# What the task requires
Each line in the listing below that includes "describing" should be counted; give the total and nothing more.

# Entries supplied
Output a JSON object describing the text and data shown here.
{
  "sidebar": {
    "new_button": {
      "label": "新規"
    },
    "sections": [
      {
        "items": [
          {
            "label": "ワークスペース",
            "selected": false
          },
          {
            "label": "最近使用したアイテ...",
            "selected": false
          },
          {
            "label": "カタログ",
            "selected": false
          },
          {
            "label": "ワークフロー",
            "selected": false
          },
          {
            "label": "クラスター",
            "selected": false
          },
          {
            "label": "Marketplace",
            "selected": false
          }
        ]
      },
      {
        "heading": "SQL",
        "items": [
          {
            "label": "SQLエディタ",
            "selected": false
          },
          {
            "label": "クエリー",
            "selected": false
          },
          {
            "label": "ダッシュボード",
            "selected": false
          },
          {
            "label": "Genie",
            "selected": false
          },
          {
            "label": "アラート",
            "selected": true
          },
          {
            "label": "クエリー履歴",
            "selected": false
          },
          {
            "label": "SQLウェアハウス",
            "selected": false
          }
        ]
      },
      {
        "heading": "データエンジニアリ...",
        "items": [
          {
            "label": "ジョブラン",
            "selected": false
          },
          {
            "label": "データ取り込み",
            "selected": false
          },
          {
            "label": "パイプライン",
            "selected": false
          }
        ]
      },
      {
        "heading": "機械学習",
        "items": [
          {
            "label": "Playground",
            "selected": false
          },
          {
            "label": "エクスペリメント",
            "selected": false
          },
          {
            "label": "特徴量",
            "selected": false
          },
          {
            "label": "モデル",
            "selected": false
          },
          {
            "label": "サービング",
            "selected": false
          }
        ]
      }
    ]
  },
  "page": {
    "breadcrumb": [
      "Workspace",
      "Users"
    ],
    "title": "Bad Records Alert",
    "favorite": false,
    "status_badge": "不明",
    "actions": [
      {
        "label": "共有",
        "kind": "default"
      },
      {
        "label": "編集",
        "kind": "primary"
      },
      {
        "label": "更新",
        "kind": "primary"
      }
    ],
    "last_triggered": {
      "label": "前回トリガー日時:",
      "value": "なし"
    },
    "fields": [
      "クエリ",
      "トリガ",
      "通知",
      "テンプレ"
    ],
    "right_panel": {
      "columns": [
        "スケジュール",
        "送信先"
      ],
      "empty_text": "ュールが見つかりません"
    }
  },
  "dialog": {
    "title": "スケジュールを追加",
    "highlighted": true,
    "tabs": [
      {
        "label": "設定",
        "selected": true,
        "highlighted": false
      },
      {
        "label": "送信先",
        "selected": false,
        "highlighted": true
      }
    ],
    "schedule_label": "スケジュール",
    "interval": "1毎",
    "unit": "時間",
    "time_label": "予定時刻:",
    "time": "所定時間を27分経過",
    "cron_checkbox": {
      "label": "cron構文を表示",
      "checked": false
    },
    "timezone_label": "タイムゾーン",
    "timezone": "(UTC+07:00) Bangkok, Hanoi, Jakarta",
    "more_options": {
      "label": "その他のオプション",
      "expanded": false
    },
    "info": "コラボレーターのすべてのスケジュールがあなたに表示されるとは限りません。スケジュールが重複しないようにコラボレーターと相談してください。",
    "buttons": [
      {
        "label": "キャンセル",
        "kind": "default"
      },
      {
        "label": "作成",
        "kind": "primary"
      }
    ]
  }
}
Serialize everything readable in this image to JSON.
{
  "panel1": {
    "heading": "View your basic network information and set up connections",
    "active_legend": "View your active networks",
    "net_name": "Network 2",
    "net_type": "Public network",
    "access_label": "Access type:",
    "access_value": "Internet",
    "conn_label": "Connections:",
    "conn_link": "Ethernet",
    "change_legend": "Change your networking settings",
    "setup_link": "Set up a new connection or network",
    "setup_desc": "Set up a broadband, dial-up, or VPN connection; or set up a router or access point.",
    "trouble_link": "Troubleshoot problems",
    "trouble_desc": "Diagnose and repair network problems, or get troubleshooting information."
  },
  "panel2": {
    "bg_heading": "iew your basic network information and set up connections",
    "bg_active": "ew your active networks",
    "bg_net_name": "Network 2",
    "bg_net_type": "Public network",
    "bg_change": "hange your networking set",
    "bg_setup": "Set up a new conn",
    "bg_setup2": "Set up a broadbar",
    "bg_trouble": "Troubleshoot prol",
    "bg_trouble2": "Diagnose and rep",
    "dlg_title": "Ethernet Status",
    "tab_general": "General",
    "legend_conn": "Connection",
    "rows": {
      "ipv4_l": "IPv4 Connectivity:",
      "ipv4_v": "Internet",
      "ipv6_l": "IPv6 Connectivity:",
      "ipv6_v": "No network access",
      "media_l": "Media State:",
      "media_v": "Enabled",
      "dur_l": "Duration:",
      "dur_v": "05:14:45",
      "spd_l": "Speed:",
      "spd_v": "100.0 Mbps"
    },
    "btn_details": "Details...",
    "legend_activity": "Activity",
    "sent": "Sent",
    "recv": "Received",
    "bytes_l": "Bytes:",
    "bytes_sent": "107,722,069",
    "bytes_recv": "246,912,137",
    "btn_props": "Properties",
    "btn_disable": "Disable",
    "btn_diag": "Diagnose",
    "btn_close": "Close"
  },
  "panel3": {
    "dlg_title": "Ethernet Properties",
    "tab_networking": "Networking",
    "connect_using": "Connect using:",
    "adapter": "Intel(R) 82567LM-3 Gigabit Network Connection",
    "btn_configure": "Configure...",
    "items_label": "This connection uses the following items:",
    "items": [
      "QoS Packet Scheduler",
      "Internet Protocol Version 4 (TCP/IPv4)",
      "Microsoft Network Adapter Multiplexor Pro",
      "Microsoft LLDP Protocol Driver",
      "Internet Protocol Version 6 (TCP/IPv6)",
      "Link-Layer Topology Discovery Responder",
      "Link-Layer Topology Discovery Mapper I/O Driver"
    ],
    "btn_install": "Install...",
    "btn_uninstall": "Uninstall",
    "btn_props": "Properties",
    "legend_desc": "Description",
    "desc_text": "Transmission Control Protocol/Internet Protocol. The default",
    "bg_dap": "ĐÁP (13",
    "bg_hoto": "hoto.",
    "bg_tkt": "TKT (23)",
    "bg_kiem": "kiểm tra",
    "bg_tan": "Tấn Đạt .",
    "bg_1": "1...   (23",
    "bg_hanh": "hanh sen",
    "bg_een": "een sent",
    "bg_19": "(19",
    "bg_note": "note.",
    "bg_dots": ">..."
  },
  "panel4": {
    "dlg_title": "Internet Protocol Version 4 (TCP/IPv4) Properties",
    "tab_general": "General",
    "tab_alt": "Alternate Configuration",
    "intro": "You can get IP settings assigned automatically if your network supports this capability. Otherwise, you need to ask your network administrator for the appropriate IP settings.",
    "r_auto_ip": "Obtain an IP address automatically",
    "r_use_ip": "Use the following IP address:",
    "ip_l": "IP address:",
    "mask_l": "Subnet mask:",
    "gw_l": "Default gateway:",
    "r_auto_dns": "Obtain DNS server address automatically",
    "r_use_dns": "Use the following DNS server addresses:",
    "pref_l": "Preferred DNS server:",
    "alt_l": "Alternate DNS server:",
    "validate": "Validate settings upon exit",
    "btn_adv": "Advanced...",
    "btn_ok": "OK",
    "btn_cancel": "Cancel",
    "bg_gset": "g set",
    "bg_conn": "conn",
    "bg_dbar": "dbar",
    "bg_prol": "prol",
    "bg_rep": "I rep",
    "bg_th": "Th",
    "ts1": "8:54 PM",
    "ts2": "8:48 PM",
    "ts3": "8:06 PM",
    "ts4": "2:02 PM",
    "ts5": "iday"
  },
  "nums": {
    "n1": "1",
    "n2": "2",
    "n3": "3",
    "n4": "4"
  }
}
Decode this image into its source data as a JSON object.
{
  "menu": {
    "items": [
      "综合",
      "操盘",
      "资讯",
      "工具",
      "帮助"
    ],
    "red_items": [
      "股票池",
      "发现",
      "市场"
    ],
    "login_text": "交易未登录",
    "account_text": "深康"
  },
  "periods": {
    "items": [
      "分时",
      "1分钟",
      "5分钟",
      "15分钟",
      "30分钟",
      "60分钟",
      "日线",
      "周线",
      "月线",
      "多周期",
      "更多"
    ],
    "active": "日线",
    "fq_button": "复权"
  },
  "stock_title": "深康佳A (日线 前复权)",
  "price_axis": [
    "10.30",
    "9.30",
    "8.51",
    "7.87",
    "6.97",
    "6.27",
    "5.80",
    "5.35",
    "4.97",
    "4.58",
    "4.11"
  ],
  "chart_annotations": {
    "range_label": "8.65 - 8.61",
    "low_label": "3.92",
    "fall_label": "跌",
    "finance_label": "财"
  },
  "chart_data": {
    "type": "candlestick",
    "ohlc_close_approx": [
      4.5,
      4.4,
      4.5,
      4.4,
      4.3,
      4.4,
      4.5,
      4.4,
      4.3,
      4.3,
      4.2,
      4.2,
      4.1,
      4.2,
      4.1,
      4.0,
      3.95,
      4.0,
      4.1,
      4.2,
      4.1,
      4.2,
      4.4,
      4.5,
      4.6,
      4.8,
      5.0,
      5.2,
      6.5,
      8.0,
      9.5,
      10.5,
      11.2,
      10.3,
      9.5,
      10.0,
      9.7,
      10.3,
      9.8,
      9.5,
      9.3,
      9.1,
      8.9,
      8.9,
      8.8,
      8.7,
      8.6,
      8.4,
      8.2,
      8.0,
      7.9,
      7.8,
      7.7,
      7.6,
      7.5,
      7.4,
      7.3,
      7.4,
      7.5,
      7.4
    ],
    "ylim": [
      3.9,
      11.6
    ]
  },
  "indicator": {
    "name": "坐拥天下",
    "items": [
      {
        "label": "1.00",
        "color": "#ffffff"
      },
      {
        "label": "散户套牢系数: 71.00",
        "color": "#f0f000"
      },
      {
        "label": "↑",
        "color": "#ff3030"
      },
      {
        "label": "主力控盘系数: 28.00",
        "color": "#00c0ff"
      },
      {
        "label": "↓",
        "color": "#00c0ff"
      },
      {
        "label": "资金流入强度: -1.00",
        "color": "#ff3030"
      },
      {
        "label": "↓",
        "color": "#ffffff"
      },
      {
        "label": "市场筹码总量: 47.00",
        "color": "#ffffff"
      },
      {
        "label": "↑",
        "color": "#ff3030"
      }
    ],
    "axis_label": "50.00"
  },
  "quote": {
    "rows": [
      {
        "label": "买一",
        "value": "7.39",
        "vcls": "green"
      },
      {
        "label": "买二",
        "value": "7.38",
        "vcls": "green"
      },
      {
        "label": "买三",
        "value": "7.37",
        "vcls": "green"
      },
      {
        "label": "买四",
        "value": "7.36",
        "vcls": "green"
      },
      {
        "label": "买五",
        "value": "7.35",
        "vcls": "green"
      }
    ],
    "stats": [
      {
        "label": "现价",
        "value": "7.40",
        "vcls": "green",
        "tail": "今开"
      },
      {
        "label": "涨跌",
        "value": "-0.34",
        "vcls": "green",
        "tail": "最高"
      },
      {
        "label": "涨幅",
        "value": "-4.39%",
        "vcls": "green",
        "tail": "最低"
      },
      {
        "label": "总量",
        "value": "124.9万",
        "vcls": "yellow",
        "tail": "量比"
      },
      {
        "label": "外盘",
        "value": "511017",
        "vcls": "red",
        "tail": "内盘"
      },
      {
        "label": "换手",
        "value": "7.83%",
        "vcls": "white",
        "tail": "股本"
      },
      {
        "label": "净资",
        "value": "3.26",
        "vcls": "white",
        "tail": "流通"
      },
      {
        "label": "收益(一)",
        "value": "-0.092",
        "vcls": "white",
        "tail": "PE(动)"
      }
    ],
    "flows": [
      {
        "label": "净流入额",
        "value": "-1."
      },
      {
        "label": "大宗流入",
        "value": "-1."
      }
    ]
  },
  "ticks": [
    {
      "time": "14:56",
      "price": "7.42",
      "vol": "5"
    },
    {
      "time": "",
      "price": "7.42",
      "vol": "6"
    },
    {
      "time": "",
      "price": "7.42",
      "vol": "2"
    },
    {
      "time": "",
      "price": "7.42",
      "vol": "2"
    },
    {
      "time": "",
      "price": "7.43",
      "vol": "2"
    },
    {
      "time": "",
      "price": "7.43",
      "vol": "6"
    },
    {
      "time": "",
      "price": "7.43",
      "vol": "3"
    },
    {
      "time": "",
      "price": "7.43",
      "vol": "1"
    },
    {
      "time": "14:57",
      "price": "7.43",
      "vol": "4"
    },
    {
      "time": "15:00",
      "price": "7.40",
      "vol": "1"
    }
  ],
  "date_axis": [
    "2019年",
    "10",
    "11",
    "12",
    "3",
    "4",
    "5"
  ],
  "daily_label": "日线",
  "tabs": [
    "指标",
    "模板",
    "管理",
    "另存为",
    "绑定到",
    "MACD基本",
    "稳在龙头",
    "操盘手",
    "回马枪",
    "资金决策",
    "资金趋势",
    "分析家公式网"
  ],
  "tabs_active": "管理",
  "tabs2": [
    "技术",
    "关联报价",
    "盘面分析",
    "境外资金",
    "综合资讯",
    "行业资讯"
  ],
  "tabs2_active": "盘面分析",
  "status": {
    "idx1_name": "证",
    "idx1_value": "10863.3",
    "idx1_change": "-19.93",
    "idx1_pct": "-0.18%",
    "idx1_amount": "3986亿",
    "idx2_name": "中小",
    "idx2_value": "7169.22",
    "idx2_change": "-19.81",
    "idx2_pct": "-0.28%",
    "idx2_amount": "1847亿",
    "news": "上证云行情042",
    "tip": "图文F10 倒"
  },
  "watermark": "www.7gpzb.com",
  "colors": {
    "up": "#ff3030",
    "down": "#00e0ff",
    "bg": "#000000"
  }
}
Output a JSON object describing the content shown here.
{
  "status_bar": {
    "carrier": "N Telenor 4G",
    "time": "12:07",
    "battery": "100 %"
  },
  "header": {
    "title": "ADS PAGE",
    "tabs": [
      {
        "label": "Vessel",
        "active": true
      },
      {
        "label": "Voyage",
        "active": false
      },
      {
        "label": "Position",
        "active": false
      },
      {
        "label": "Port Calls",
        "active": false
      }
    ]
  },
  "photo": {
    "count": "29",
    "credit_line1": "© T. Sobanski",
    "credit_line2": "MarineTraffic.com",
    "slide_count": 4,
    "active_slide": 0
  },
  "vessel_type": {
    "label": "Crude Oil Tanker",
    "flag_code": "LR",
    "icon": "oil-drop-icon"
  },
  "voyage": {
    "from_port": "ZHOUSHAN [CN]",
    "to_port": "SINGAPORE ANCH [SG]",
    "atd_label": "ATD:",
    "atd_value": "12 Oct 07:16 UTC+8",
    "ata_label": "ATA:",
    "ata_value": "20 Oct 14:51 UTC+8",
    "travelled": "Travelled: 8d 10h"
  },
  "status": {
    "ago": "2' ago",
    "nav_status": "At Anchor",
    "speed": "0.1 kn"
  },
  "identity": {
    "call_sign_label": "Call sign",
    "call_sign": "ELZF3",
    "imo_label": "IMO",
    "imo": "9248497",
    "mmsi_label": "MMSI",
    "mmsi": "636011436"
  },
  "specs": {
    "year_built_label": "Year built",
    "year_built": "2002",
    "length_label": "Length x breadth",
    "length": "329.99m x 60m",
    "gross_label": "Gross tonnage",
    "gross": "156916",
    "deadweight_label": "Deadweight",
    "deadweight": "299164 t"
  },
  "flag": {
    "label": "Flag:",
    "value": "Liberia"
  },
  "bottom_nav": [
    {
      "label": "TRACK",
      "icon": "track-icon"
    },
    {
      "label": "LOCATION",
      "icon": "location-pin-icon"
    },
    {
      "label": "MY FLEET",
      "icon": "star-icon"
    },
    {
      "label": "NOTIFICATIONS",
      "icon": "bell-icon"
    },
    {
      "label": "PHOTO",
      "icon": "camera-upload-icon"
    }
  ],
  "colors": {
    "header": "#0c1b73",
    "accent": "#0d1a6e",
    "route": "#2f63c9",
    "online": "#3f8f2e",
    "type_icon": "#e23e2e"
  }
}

# Problem solution
2